Army medicine continues to work to improve medical care during deployments, at home station and in civilian medicine. Looking at innovative developments, the Army has aided in the development of the chitosan bandage, which uses carbohydrates from the shells of shrimp, lobster and other animals to bond with blood cells and stop bleeding. This is beneficial on both the battlefield and in the civilian medical environment. Yet another Army medicine innovation is in the area of burn care. One of the biggest issues in treating burns is fluid regulation to the wound. Army medicine has helped invent the Burn Resuscitation Decision Support System to assist health care providers in analyzing the amount of fluid to give to patients, pointing to yet another novelty that is dually applicable in the Army and at our local hospitals.
The Army Medical Command manages a budget greater than $13 billion and cares for more than 3.95 million beneficiaries, active-duty members of all services, retirees and their family members. Army medicine is a seamless chain of care stretching from deployed sites to fixed hospitals in Europe and the United States, where beneficiaries receive state-of-the-art care. While facing multiple challenges of war, peacekeeping, humanitarian relief and caring for Soldiers, the Army stills makes its mark.
Along with his life in the active Army, Hustead has been happily married for over 20 years. He is a father to three children and his family has accompanied him in all the different places, from Hawaii to his current assignment in Belgium. He states that his family has had many fantastic life opportunities they would never have accessed if he had chosen a different career path. He believes that this has helped them grow closer and become tolerant to change.
So what’s the best part about being Army brats for his kids? "As an Army brat myself,” Hustead said, “[I saw] it was the great example of service and leadership from my father. As well as all the different places we got to live and having friends all over the country it brings family together and we learn resiliency."
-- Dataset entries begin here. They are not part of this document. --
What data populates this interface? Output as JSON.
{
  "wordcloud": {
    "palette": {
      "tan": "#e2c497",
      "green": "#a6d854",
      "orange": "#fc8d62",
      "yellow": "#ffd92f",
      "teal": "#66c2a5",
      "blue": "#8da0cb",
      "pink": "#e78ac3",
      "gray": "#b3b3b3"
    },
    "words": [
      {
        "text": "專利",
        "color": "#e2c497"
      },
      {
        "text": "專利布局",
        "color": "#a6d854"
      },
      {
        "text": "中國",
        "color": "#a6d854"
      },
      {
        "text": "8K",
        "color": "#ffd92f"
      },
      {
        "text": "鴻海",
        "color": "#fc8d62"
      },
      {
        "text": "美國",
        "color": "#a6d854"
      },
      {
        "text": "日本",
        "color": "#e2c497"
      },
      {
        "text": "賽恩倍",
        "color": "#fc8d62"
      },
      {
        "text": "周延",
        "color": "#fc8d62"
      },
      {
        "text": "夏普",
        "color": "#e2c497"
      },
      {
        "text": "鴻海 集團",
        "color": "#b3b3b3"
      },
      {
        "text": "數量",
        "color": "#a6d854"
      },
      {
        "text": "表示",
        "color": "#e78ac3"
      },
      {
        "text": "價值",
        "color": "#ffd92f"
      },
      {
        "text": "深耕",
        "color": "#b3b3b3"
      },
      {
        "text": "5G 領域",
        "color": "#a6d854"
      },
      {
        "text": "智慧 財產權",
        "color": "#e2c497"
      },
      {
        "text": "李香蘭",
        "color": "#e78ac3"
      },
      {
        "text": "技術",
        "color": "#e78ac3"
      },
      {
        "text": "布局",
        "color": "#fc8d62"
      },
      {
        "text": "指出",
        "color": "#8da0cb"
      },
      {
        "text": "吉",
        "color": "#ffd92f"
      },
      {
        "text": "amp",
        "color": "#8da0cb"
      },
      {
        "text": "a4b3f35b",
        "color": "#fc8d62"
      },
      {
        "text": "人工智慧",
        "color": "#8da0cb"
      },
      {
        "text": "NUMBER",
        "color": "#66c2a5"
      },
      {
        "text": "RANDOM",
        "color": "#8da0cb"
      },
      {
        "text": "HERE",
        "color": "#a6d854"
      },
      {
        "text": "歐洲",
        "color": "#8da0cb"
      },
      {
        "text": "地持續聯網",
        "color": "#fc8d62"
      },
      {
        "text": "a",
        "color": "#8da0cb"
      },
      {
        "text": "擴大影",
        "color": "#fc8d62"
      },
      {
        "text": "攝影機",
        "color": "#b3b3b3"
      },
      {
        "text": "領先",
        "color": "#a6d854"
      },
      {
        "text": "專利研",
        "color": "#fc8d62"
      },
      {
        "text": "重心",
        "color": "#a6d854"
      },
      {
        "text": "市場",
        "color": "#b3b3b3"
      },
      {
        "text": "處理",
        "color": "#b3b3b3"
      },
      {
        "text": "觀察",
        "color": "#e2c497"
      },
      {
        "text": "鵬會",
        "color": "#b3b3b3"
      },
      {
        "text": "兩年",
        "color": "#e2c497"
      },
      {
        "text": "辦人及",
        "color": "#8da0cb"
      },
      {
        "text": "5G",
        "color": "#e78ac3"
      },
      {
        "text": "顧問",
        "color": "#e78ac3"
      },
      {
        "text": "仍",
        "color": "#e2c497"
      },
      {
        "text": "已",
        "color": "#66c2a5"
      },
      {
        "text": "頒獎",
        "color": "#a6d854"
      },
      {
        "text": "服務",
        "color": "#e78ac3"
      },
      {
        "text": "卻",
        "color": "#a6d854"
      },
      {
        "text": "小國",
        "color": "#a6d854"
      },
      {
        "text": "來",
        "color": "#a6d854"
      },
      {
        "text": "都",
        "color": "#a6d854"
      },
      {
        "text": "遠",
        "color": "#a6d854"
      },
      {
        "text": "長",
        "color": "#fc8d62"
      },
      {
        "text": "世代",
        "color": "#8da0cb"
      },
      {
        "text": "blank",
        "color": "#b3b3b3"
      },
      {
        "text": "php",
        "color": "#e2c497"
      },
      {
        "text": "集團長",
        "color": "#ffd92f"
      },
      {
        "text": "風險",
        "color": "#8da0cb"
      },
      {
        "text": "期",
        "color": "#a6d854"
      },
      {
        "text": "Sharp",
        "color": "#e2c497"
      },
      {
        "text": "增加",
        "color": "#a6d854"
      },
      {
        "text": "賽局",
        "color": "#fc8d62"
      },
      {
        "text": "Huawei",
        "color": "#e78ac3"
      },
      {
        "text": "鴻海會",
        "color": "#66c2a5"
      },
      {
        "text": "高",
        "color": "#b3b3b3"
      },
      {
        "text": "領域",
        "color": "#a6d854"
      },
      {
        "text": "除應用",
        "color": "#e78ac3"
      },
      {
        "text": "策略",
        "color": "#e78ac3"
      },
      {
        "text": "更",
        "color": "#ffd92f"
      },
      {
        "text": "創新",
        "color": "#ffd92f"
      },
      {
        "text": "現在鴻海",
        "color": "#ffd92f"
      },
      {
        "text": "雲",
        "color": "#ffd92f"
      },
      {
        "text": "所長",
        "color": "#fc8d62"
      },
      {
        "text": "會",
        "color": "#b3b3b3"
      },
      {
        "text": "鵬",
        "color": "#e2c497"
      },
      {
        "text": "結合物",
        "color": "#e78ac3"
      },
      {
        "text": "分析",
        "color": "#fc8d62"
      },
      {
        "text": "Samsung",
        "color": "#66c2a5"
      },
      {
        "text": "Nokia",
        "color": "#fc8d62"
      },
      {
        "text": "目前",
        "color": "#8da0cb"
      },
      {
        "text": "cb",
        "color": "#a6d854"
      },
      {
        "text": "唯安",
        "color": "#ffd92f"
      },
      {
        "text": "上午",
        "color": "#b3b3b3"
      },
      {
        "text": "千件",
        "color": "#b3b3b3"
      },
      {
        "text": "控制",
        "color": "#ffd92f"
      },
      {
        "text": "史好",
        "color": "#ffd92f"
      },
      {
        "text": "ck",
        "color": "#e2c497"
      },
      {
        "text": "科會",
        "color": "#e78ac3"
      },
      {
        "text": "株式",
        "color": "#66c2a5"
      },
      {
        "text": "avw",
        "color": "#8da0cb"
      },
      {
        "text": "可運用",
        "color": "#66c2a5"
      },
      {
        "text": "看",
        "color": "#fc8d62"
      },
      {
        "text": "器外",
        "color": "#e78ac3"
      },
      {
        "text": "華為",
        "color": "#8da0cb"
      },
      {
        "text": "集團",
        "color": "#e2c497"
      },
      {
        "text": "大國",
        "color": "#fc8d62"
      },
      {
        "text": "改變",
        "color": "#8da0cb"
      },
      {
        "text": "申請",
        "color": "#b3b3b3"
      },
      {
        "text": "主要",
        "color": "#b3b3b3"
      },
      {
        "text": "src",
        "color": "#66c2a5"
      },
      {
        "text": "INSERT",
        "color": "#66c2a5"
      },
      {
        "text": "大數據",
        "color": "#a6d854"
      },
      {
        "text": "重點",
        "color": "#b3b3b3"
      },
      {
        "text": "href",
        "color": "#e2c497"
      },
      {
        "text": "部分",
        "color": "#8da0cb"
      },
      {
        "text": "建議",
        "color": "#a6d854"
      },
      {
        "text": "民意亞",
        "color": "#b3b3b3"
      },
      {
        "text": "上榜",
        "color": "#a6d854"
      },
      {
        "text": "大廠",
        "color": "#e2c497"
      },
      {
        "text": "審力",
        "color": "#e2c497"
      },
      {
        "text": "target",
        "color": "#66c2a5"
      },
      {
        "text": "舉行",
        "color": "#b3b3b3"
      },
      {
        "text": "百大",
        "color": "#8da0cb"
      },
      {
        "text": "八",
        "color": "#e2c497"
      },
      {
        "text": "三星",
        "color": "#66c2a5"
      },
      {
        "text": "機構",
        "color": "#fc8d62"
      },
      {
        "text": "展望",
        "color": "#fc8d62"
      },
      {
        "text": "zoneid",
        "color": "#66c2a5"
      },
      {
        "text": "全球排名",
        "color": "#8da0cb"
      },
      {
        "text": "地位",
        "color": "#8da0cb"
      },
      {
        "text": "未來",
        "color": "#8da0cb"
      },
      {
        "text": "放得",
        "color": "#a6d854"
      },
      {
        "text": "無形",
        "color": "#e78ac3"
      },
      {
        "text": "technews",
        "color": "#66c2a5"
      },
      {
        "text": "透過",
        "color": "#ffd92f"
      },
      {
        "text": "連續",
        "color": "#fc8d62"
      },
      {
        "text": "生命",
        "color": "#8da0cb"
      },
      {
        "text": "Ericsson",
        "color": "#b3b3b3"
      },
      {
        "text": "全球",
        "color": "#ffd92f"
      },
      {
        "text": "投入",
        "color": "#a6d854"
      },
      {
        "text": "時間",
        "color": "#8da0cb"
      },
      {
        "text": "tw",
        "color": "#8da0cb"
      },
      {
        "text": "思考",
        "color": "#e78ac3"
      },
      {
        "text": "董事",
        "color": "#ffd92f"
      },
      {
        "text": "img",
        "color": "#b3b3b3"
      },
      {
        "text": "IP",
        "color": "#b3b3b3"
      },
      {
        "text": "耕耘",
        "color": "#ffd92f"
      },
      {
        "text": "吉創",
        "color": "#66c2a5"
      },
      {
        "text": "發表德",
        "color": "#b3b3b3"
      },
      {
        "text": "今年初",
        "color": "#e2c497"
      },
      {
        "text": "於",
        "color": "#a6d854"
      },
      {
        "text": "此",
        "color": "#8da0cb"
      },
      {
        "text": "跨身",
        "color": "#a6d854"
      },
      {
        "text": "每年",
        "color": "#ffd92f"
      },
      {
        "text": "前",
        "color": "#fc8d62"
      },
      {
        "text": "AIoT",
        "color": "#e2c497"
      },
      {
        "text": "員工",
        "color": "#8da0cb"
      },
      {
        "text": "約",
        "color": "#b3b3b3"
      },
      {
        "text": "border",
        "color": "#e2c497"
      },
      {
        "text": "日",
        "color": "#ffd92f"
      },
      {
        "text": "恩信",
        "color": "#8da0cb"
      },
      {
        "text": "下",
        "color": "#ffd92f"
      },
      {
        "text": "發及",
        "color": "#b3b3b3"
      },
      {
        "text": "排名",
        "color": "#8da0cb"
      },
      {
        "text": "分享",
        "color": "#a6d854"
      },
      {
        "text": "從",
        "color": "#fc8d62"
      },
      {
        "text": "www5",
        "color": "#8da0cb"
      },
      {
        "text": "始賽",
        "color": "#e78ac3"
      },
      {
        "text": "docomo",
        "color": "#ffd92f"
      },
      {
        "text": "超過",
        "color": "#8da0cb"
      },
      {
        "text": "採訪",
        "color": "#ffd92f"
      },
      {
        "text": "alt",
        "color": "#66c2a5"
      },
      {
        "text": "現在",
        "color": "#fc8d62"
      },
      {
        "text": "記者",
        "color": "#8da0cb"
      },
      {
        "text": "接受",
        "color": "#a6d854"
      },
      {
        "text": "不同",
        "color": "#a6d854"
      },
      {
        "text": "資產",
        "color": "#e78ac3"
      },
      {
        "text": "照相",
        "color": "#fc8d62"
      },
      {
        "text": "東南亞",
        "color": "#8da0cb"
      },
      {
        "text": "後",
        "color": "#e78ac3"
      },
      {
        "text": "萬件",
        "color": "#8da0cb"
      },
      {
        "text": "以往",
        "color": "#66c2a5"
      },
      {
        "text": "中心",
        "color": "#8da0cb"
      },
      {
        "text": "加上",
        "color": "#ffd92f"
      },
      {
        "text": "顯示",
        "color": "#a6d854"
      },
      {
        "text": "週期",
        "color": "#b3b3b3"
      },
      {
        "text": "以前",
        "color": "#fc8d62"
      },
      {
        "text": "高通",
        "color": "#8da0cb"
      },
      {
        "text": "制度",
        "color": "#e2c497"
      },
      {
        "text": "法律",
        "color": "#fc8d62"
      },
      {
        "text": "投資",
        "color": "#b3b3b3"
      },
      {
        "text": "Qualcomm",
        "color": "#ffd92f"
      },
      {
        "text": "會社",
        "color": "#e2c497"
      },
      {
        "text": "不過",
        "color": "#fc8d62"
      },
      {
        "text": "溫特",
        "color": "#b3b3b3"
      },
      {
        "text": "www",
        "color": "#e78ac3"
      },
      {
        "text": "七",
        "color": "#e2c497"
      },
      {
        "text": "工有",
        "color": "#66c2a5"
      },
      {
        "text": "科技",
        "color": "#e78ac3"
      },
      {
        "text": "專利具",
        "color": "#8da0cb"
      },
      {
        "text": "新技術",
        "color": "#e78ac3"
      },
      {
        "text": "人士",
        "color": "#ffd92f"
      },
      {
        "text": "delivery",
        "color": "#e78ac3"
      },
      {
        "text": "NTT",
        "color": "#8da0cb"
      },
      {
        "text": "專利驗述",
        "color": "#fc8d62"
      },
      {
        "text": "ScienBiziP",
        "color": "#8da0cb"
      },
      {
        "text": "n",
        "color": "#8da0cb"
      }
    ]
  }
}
Whether you have decided on a civilian career in medicine or are still unsure, Army medicine is definitely worth looking into. In addition to providing you with the highest skill set for managing patients and caring for them, you will be propelled on a track of progress and greater understanding of the world. Who knows, you might very well get to lead your life like Doc Hustead?